Throughout the work, we are taken on a trip of sadness, horror, rage and joy, with the monumental climax of the Libera Me shuddering the very foundations of the church in which it was first performed.

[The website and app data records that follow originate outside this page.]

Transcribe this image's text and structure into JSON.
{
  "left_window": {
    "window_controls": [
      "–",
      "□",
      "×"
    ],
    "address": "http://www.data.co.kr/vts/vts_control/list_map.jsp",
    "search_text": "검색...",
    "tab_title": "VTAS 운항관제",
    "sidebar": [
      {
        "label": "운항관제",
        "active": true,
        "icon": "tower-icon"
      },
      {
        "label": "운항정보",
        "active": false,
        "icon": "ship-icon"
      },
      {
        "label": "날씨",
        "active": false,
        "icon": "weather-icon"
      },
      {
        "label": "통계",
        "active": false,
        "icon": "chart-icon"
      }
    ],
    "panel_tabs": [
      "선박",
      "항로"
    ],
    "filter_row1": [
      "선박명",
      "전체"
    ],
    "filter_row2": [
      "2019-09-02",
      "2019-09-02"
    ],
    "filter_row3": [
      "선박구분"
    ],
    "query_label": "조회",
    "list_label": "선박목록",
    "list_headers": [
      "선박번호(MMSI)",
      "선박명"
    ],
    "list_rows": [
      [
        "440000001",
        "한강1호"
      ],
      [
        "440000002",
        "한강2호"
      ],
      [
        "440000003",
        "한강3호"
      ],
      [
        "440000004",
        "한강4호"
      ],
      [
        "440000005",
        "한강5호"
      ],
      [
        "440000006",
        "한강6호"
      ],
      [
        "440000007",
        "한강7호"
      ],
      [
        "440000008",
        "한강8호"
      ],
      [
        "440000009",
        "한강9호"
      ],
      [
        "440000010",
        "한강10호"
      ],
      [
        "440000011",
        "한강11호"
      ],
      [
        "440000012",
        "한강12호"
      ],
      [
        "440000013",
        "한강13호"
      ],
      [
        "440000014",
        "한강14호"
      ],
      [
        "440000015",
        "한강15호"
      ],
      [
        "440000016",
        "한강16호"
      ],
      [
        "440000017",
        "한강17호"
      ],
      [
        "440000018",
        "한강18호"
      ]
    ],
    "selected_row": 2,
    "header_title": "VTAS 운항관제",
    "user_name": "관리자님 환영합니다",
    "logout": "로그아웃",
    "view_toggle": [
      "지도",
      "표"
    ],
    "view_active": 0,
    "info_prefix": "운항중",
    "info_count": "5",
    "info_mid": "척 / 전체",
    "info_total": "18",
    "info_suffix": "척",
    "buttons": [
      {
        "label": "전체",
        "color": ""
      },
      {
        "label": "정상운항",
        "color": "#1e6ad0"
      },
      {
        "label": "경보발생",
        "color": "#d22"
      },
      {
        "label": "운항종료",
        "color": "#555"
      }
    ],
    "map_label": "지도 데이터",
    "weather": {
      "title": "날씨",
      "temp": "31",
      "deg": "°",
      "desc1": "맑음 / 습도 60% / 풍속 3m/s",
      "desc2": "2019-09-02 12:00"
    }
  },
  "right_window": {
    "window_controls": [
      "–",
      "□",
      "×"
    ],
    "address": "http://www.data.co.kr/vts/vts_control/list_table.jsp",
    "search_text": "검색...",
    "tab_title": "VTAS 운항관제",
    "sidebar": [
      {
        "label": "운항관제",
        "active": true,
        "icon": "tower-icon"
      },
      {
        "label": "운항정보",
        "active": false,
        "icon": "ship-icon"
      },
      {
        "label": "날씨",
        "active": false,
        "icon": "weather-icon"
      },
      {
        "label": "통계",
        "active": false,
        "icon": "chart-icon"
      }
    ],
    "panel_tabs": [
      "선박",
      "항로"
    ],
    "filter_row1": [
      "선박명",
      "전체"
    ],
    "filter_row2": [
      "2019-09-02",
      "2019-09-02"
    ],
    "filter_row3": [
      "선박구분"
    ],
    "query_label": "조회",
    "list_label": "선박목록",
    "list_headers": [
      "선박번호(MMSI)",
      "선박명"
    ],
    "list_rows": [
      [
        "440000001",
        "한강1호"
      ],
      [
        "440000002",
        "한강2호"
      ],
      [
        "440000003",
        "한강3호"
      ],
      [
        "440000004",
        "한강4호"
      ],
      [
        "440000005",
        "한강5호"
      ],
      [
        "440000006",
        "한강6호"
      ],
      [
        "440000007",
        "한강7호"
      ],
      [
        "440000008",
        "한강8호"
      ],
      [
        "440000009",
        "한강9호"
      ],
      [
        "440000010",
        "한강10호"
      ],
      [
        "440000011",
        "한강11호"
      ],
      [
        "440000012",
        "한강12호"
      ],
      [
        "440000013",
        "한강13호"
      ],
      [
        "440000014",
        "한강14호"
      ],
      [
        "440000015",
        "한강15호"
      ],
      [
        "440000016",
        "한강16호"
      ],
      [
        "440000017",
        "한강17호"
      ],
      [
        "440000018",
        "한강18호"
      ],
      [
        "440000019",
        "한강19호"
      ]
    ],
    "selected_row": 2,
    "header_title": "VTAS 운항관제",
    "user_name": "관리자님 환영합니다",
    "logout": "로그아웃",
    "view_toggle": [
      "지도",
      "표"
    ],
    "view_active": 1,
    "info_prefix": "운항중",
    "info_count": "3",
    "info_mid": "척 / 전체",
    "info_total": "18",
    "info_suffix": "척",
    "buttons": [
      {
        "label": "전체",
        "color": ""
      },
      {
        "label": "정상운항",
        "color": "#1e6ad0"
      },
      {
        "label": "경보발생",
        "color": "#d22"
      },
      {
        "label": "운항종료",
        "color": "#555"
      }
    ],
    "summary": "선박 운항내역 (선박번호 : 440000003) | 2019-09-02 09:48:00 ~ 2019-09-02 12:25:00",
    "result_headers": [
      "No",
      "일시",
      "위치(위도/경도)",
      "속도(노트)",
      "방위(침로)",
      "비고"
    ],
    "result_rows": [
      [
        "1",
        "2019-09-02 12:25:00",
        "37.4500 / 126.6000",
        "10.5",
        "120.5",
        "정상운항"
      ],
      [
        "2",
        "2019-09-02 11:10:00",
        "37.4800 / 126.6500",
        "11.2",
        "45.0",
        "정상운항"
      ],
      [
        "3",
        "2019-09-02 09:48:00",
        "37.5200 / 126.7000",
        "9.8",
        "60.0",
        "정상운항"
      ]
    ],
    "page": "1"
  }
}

Yet by far the most chilling, shivering and touching aspect of the War Requiem is the poetry of Wilfred Owen, interspersed between the major sections of the Requiem and accompanied by the sparseness of a chamber orchestra:

What passing-bells for these who die as cattle?

Only the monstrous anger of the guns.

Only the stuttering rifles’ rapid rattle

Can patter out their hasty orisons.

No mockeries now for them; no prayers nor bells;

Nor any voice of mourning save the choirs, –

The shrill, demented choirs of wailing shells;

And bugles calling for them from sad shires.

What candles may be held to speed them all?

Not in the hands of boys but in their eyes

Shall shine the holy glimmers of goodbyes.

The pallor of girls’ brows shall be their pall;

Their flowers the tenderness of patient minds

And each slow dusk a drawing-down of blinds.

Anthem for Doomed Youth – Wilfred Owen, 1917